**Try it:**
Copy every entry word for word. Skip the pictures.

Extracted records

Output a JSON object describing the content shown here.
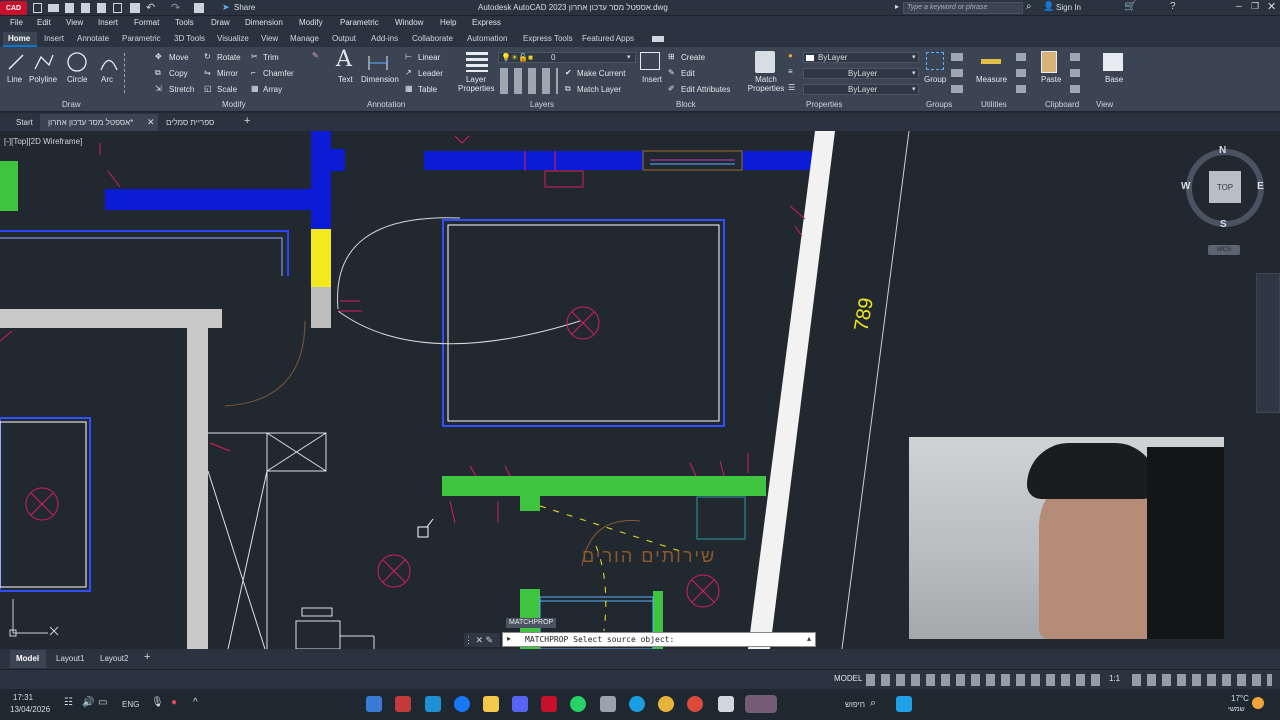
{
  "titlebar": {
    "app_badge": "CAD",
    "title": "Autodesk AutoCAD 2023  אספטל מסר עדכון אחרון.dwg",
    "share": "Share",
    "search_placeholder": "Type a keyword or phrase",
    "sign_in": "Sign In"
  },
  "menu": [
    "File",
    "Edit",
    "View",
    "Insert",
    "Format",
    "Tools",
    "Draw",
    "Dimension",
    "Modify",
    "Parametric",
    "Window",
    "Help",
    "Express"
  ],
  "ribbon_tabs": [
    "Home",
    "Insert",
    "Annotate",
    "Parametric",
    "3D Tools",
    "Visualize",
    "View",
    "Manage",
    "Output",
    "Add-ins",
    "Collaborate",
    "Automation",
    "Express Tools",
    "Featured Apps"
  ],
  "ribbon": {
    "draw": {
      "line": "Line",
      "polyline": "Polyline",
      "circle": "Circle",
      "arc": "Arc",
      "label": "Draw"
    },
    "modify": {
      "move": "Move",
      "rotate": "Rotate",
      "trim": "Trim",
      "copy": "Copy",
      "mirror": "Mirror",
      "chamfer": "Chamfer",
      "stretch": "Stretch",
      "scale": "Scale",
      "array": "Array",
      "label": "Modify"
    },
    "annotation": {
      "text": "Text",
      "dimension": "Dimension",
      "linear": "Linear",
      "leader": "Leader",
      "table": "Table",
      "label": "Annotation"
    },
    "layers": {
      "properties": "Layer Properties",
      "current": "0",
      "make_current": "Make Current",
      "match_layer": "Match Layer",
      "label": "Layers"
    },
    "block": {
      "insert": "Insert",
      "create": "Create",
      "edit": "Edit",
      "edit_attributes": "Edit Attributes",
      "label": "Block"
    },
    "properties": {
      "match": "Match Properties",
      "bylayer1": "ByLayer",
      "bylayer2": "ByLayer",
      "bylayer3": "ByLayer",
      "label": "Properties"
    },
    "groups": {
      "group": "Group",
      "label": "Groups"
    },
    "utilities": {
      "measure": "Measure",
      "label": "Utilities"
    },
    "clipboard": {
      "paste": "Paste",
      "label": "Clipboard"
    },
    "view": {
      "base": "Base",
      "label": "View"
    }
  },
  "file_tabs": {
    "start": "Start",
    "active": "אספטל מסר עדכון אחרון*",
    "other": "ספריית סמלים"
  },
  "viewport": {
    "label": "[-][Top][2D Wireframe]",
    "dimension_text": "789",
    "room_label": "שירותים הורים",
    "viewcube": {
      "n": "N",
      "s": "S",
      "e": "E",
      "w": "W",
      "top": "TOP",
      "wcs": "WCS"
    },
    "tooltip": "MATCHPROP",
    "command": "MATCHPROP Select source object:"
  },
  "layout_tabs": [
    "Model",
    "Layout1",
    "Layout2"
  ],
  "status": {
    "model": "MODEL",
    "scale": "1:1"
  },
  "taskbar": {
    "time": "17:31",
    "date": "13/04/2026",
    "lang": "ENG",
    "search": "חיפוש",
    "weather_temp": "17°C",
    "weather_label": "שמשי"
  },
  "colors": {
    "accent": "#0078d7",
    "wall_blue": "#0b1bd6",
    "wall_green": "#3ec43e",
    "yellow": "#f2ea1d",
    "fixture": "#d61f5a"
  }
}
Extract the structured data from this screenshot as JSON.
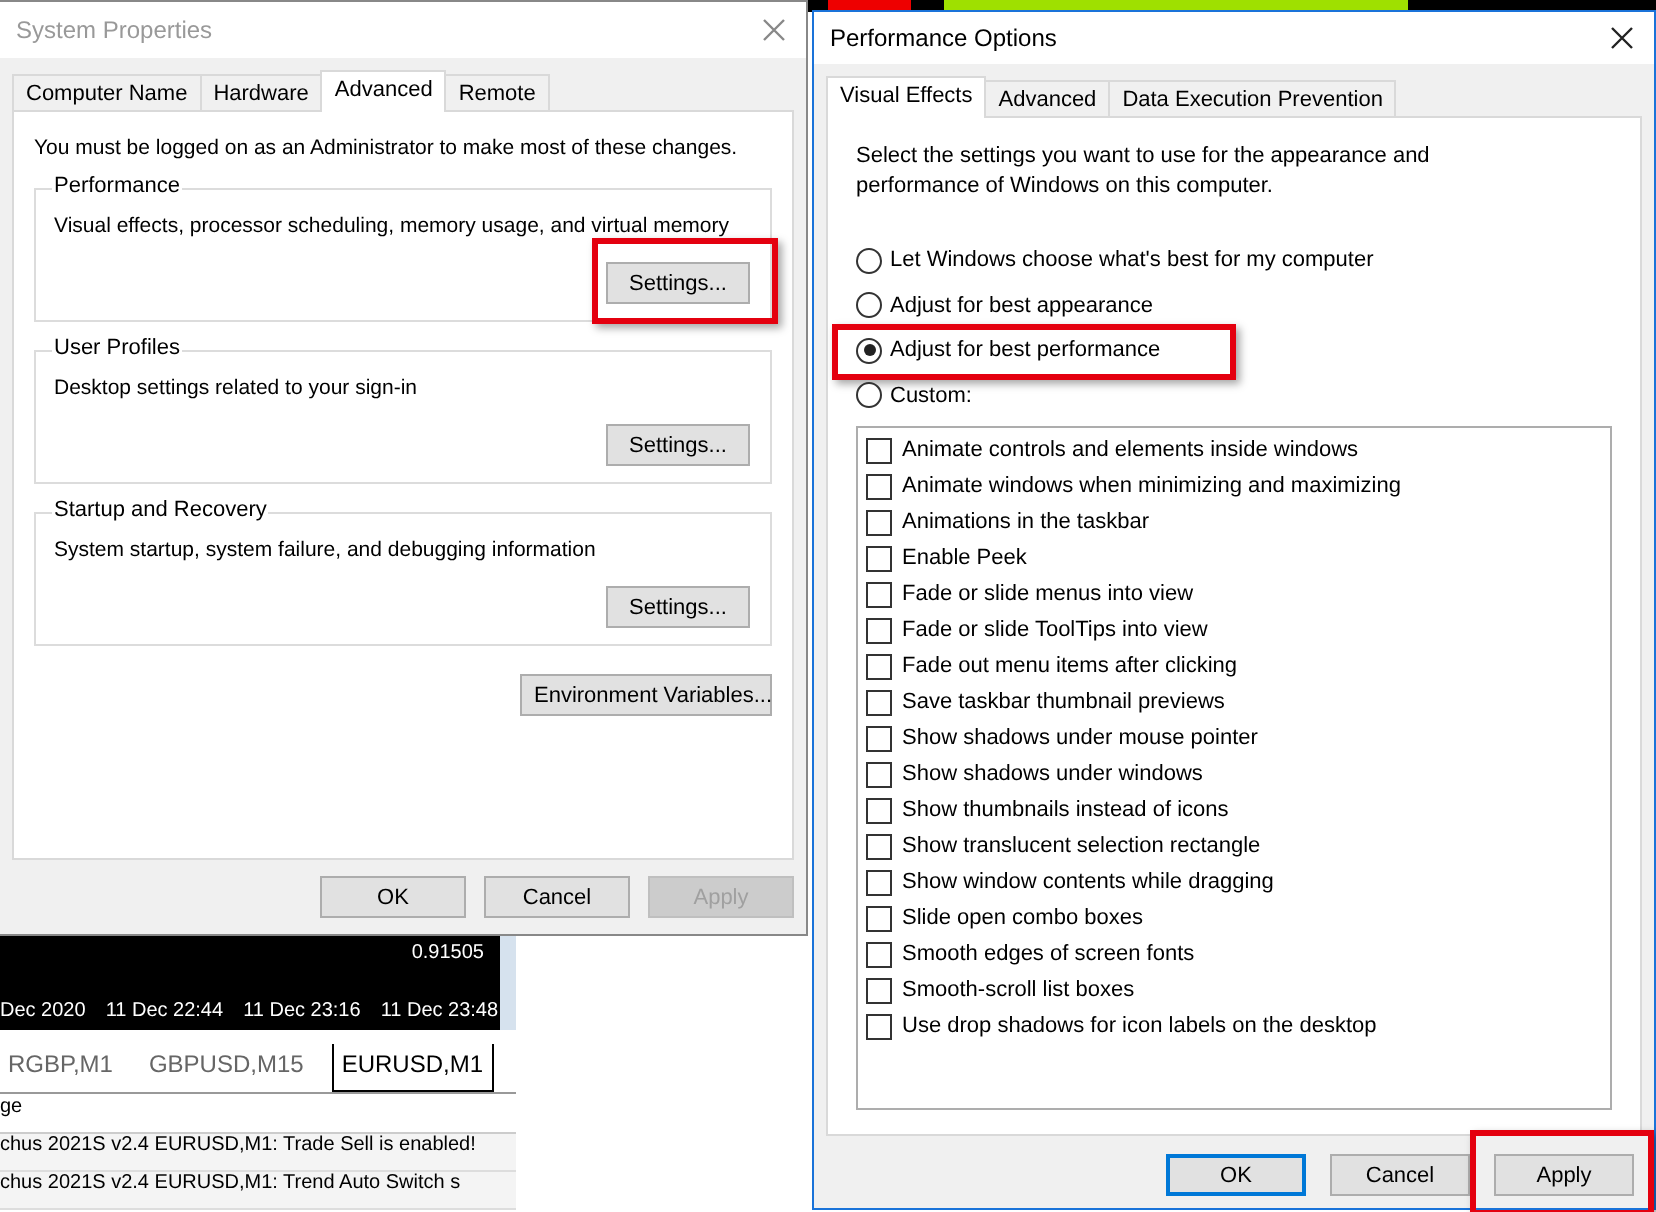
{
  "background_app": {
    "price_label": "0.91505",
    "time_labels": [
      "Dec 2020",
      "11 Dec 22:44",
      "11 Dec 23:16",
      "11 Dec 23:48"
    ],
    "chart_tabs": [
      {
        "label": "RGBP,M1",
        "selected": false
      },
      {
        "label": "GBPUSD,M15",
        "selected": false
      },
      {
        "label": "EURUSD,M1",
        "selected": true
      }
    ],
    "log_header": "ge",
    "log_lines": [
      "chus 2021S v2.4 EURUSD,M1: Trade Sell is enabled!",
      "chus 2021S v2.4 EURUSD,M1: Trend Auto Switch s"
    ]
  },
  "system_properties": {
    "title": "System Properties",
    "tabs": [
      {
        "label": "Computer Name",
        "selected": false
      },
      {
        "label": "Hardware",
        "selected": false
      },
      {
        "label": "Advanced",
        "selected": true
      },
      {
        "label": "Remote",
        "selected": false
      }
    ],
    "notice": "You must be logged on as an Administrator to make most of these changes.",
    "groups": [
      {
        "title": "Performance",
        "description": "Visual effects, processor scheduling, memory usage, and virtual memory",
        "button": "Settings...",
        "highlighted": true
      },
      {
        "title": "User Profiles",
        "description": "Desktop settings related to your sign-in",
        "button": "Settings...",
        "highlighted": false
      },
      {
        "title": "Startup and Recovery",
        "description": "System startup, system failure, and debugging information",
        "button": "Settings...",
        "highlighted": false
      }
    ],
    "environment_button": "Environment Variables...",
    "buttons": [
      {
        "label": "OK",
        "disabled": false
      },
      {
        "label": "Cancel",
        "disabled": false
      },
      {
        "label": "Apply",
        "disabled": true
      }
    ]
  },
  "performance_options": {
    "title": "Performance Options",
    "tabs": [
      {
        "label": "Visual Effects",
        "selected": true
      },
      {
        "label": "Advanced",
        "selected": false
      },
      {
        "label": "Data Execution Prevention",
        "selected": false
      }
    ],
    "description": "Select the settings you want to use for the appearance and performance of Windows on this computer.",
    "radios": [
      {
        "label": "Let Windows choose what's best for my computer",
        "selected": false,
        "highlighted": false
      },
      {
        "label": "Adjust for best appearance",
        "selected": false,
        "highlighted": false
      },
      {
        "label": "Adjust for best performance",
        "selected": true,
        "highlighted": true
      },
      {
        "label": "Custom:",
        "selected": false,
        "highlighted": false
      }
    ],
    "effects": [
      {
        "label": "Animate controls and elements inside windows",
        "checked": false
      },
      {
        "label": "Animate windows when minimizing and maximizing",
        "checked": false
      },
      {
        "label": "Animations in the taskbar",
        "checked": false
      },
      {
        "label": "Enable Peek",
        "checked": false
      },
      {
        "label": "Fade or slide menus into view",
        "checked": false
      },
      {
        "label": "Fade or slide ToolTips into view",
        "checked": false
      },
      {
        "label": "Fade out menu items after clicking",
        "checked": false
      },
      {
        "label": "Save taskbar thumbnail previews",
        "checked": false
      },
      {
        "label": "Show shadows under mouse pointer",
        "checked": false
      },
      {
        "label": "Show shadows under windows",
        "checked": false
      },
      {
        "label": "Show thumbnails instead of icons",
        "checked": false
      },
      {
        "label": "Show translucent selection rectangle",
        "checked": false
      },
      {
        "label": "Show window contents while dragging",
        "checked": false
      },
      {
        "label": "Slide open combo boxes",
        "checked": false
      },
      {
        "label": "Smooth edges of screen fonts",
        "checked": false
      },
      {
        "label": "Smooth-scroll list boxes",
        "checked": false
      },
      {
        "label": "Use drop shadows for icon labels on the desktop",
        "checked": false
      }
    ],
    "buttons": [
      {
        "label": "OK",
        "focused": true,
        "highlighted": false
      },
      {
        "label": "Cancel",
        "focused": false,
        "highlighted": false
      },
      {
        "label": "Apply",
        "focused": false,
        "highlighted": true
      }
    ]
  }
}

**Worked solution:**
Output a JSON object describing the content shown here.
{
  "titlebar": {
    "app_badge": "CAD",
    "title": "Autodesk AutoCAD 2023  אספטל מסר עדכון אחרון.dwg",
    "share": "Share",
    "search_placeholder": "Type a keyword or phrase",
    "sign_in": "Sign In"
  },
  "menu": [
    "File",
    "Edit",
    "View",
    "Insert",
    "Format",
    "Tools",
    "Draw",
    "Dimension",
    "Modify",
    "Parametric",
    "Window",
    "Help",
    "Express"
  ],
  "ribbon_tabs": [
    "Home",
    "Insert",
    "Annotate",
    "Parametric",
    "3D Tools",
    "Visualize",
    "View",
    "Manage",
    "Output",
    "Add-ins",
    "Collaborate",
    "Automation",
    "Express Tools",
    "Featured Apps"
  ],
  "ribbon": {
    "draw": {
      "line": "Line",
      "polyline": "Polyline",
      "circle": "Circle",
      "arc": "Arc",
      "label": "Draw"
    },
    "modify": {
      "move": "Move",
      "rotate": "Rotate",
      "trim": "Trim",
      "copy": "Copy",
      "mirror": "Mirror",
      "chamfer": "Chamfer",
      "stretch": "Stretch",
      "scale": "Scale",
      "array": "Array",
      "label": "Modify"
    },
    "annotation": {
      "text": "Text",
      "dimension": "Dimension",
      "linear": "Linear",
      "leader": "Leader",
      "table": "Table",
      "label": "Annotation"
    },
    "layers": {
      "properties": "Layer Properties",
      "current": "0",
      "make_current": "Make Current",
      "match_layer": "Match Layer",
      "label": "Layers"
    },
    "block": {
      "insert": "Insert",
      "create": "Create",
      "edit": "Edit",
      "edit_attributes": "Edit Attributes",
      "label": "Block"
    },
    "properties": {
      "match": "Match Properties",
      "bylayer1": "ByLayer",
      "bylayer2": "ByLayer",
      "bylayer3": "ByLayer",
      "label": "Properties"
    },
    "groups": {
      "group": "Group",
      "label": "Groups"
    },
    "utilities": {
      "measure": "Measure",
      "label": "Utilities"
    },
    "clipboard": {
      "paste": "Paste",
      "label": "Clipboard"
    },
    "view": {
      "base": "Base",
      "label": "View"
    }
  },
  "file_tabs": {
    "start": "Start",
    "active": "אספטל מסר עדכון אחרון*",
    "other": "ספריית סמלים"
  },
  "viewport": {
    "label": "[-][Top][2D Wireframe]",
    "dimension_text": "789",
    "room_label": "שירותים הורים",
    "viewcube": {
      "n": "N",
      "s": "S",
      "e": "E",
      "w": "W",
      "top": "TOP",
      "wcs": "WCS"
    },
    "tooltip": "MATCHPROP",
    "command": "MATCHPROP Select source object:"
  },
  "layout_tabs": [
    "Model",
    "Layout1",
    "Layout2"
  ],
  "status": {
    "model": "MODEL",
    "scale": "1:1"
  },
  "taskbar": {
    "time": "17:31",
    "date": "13/04/2026",
    "lang": "ENG",
    "search": "חיפוש",
    "weather_temp": "17°C",
    "weather_label": "שמשי"
  },
  "colors": {
    "accent": "#0078d7",
    "wall_blue": "#0b1bd6",
    "wall_green": "#3ec43e",
    "yellow": "#f2ea1d",
    "fixture": "#d61f5a"
  }
}
Extract the structured data from this screenshot as JSON.
{
  "background_app": {
    "price_label": "0.91505",
    "time_labels": [
      "Dec 2020",
      "11 Dec 22:44",
      "11 Dec 23:16",
      "11 Dec 23:48"
    ],
    "chart_tabs": [
      {
        "label": "RGBP,M1",
        "selected": false
      },
      {
        "label": "GBPUSD,M15",
        "selected": false
      },
      {
        "label": "EURUSD,M1",
        "selected": true
      }
    ],
    "log_header": "ge",
    "log_lines": [
      "chus 2021S v2.4 EURUSD,M1: Trade Sell is enabled!",
      "chus 2021S v2.4 EURUSD,M1: Trend Auto Switch s"
    ]
  },
  "system_properties": {
    "title": "System Properties",
    "tabs": [
      {
        "label": "Computer Name",
        "selected": false
      },
      {
        "label": "Hardware",
        "selected": false
      },
      {
        "label": "Advanced",
        "selected": true
      },
      {
        "label": "Remote",
        "selected": false
      }
    ],
    "notice": "You must be logged on as an Administrator to make most of these changes.",
    "groups": [
      {
        "title": "Performance",
        "description": "Visual effects, processor scheduling, memory usage, and virtual memory",
        "button": "Settings...",
        "highlighted": true
      },
      {
        "title": "User Profiles",
        "description": "Desktop settings related to your sign-in",
        "button": "Settings...",
        "highlighted": false
      },
      {
        "title": "Startup and Recovery",
        "description": "System startup, system failure, and debugging information",
        "button": "Settings...",
        "highlighted": false
      }
    ],
    "environment_button": "Environment Variables...",
    "buttons": [
      {
        "label": "OK",
        "disabled": false
      },
      {
        "label": "Cancel",
        "disabled": false
      },
      {
        "label": "Apply",
        "disabled": true
      }
    ]
  },
  "performance_options": {
    "title": "Performance Options",
    "tabs": [
      {
        "label": "Visual Effects",
        "selected": true
      },
      {
        "label": "Advanced",
        "selected": false
      },
      {
        "label": "Data Execution Prevention",
        "selected": false
      }
    ],
    "description": "Select the settings you want to use for the appearance and performance of Windows on this computer.",
    "radios": [
      {
        "label": "Let Windows choose what's best for my computer",
        "selected": false,
        "highlighted": false
      },
      {
        "label": "Adjust for best appearance",
        "selected": false,
        "highlighted": false
      },
      {
        "label": "Adjust for best performance",
        "selected": true,
        "highlighted": true
      },
      {
        "label": "Custom:",
        "selected": false,
        "highlighted": false
      }
    ],
    "effects": [
      {
        "label": "Animate controls and elements inside windows",
        "checked": false
      },
      {
        "label": "Animate windows when minimizing and maximizing",
        "checked": false
      },
      {
        "label": "Animations in the taskbar",
        "checked": false
      },
      {
        "label": "Enable Peek",
        "checked": false
      },
      {
        "label": "Fade or slide menus into view",
        "checked": false
      },
      {
        "label": "Fade or slide ToolTips into view",
        "checked": false
      },
      {
        "label": "Fade out menu items after clicking",
        "checked": false
      },
      {
        "label": "Save taskbar thumbnail previews",
        "checked": false
      },
      {
        "label": "Show shadows under mouse pointer",
        "checked": false
      },
      {
        "label": "Show shadows under windows",
        "checked": false
      },
      {
        "label": "Show thumbnails instead of icons",
        "checked": false
      },
      {
        "label": "Show translucent selection rectangle",
        "checked": false
      },
      {
        "label": "Show window contents while dragging",
        "checked": false
      },
      {
        "label": "Slide open combo boxes",
        "checked": false
      },
      {
        "label": "Smooth edges of screen fonts",
        "checked": false
      },
      {
        "label": "Smooth-scroll list boxes",
        "checked": false
      },
      {
        "label": "Use drop shadows for icon labels on the desktop",
        "checked": false
      }
    ],
    "buttons": [
      {
        "label": "OK",
        "focused": true,
        "highlighted": false
      },
      {
        "label": "Cancel",
        "focused": false,
        "highlighted": false
      },
      {
        "label": "Apply",
        "focused": false,
        "highlighted": true
      }
    ]
  }
}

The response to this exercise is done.